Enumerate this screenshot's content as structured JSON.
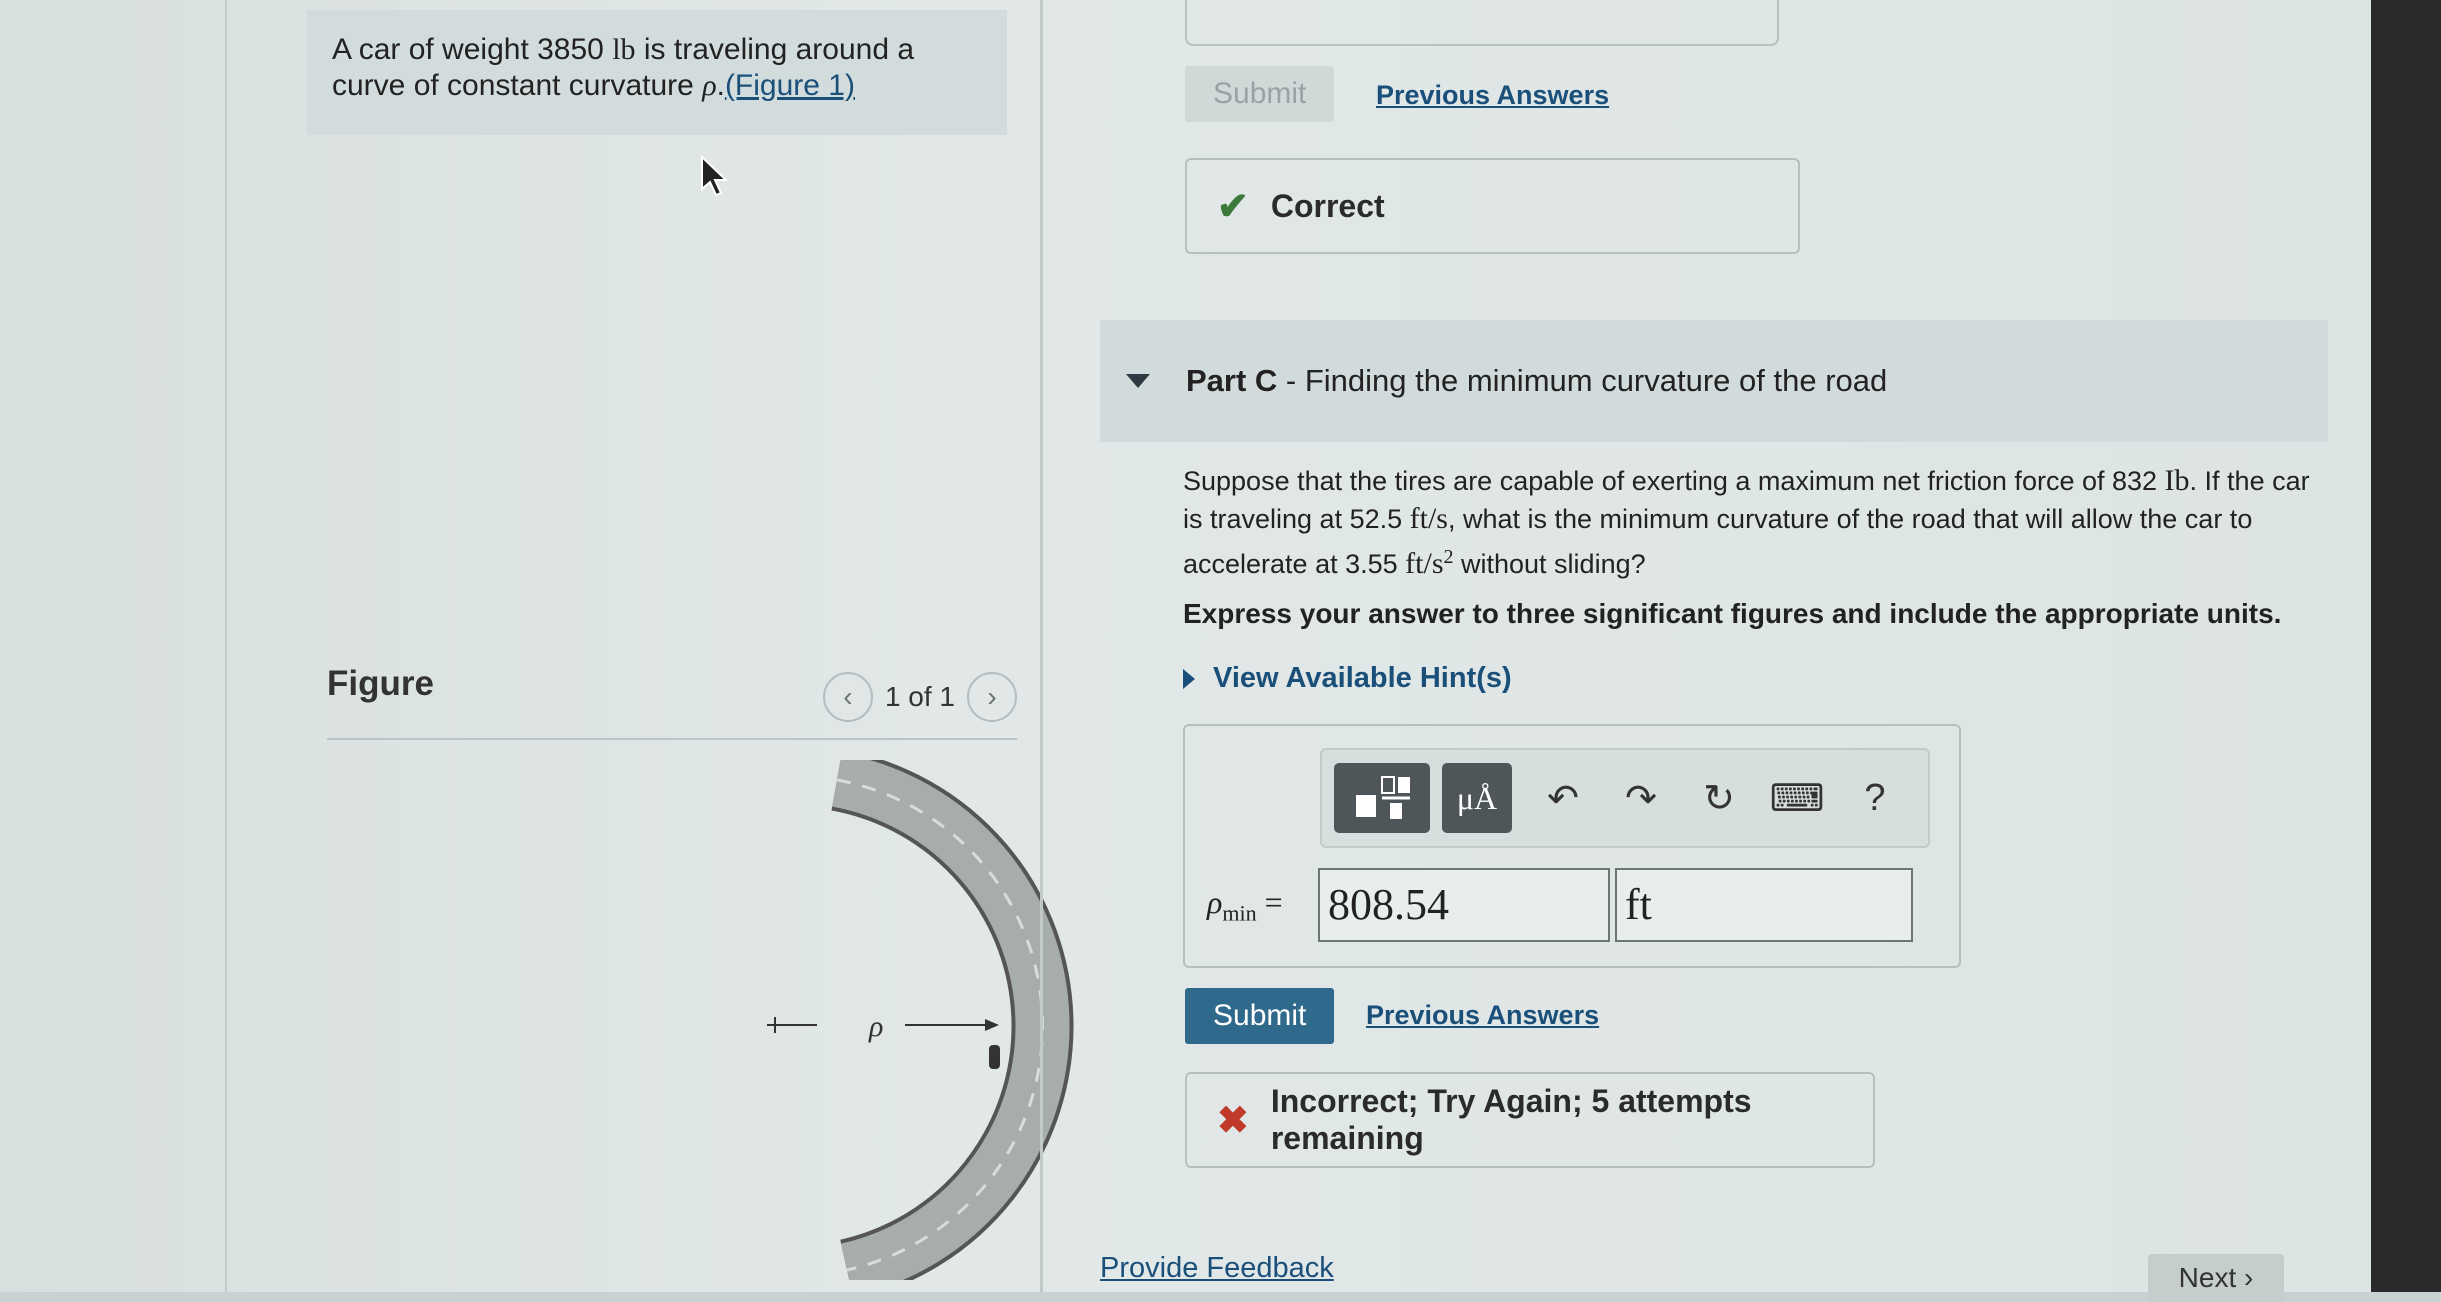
{
  "intro": {
    "text_before": "A car of weight 3850",
    "weight_unit": "lb",
    "text_middle": " is traveling around a curve of constant curvature ",
    "rho": "ρ",
    "figure_link": "(Figure 1)"
  },
  "figure": {
    "title": "Figure",
    "pager": "1 of 1",
    "prev_icon": "chevron-left-icon",
    "next_icon": "chevron-right-icon",
    "rho_label": "ρ"
  },
  "part_b": {
    "submit_label": "Submit",
    "previous_answers": "Previous Answers",
    "feedback": "Correct"
  },
  "part_c": {
    "label": "Part C",
    "title": " - Finding the minimum curvature of the road",
    "question_1": "Suppose that the tires are capable of exerting a maximum net friction force of 832 ",
    "force_unit": "Ib",
    "question_2": ". If the car is traveling at 52.5 ",
    "speed_unit": "ft/s",
    "question_3": ", what is the minimum curvature of the road that will allow the car to accelerate at 3.55 ",
    "accel_unit": "ft/s",
    "accel_exp": "2",
    "question_4": " without sliding?",
    "instructions": "Express your answer to three significant figures and include the appropriate units.",
    "hint_label": "View Available Hint(s)",
    "toolbar": {
      "templates_icon": "templates-icon",
      "units_label": "μÅ",
      "undo_icon": "undo-icon",
      "redo_icon": "redo-icon",
      "reset_icon": "reset-icon",
      "keyboard_icon": "keyboard-icon",
      "help_label": "?"
    },
    "answer_label": "ρ",
    "answer_sub": "min",
    "answer_eq": "=",
    "answer_value": "808.54",
    "answer_unit": "ft",
    "submit_label": "Submit",
    "previous_answers": "Previous Answers",
    "feedback": "Incorrect; Try Again; 5 attempts remaining"
  },
  "footer": {
    "provide_feedback": "Provide Feedback",
    "next_label": "Next"
  }
}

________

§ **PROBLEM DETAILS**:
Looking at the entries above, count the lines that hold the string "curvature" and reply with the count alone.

§ **RESULT FOR THIS TASK**:
3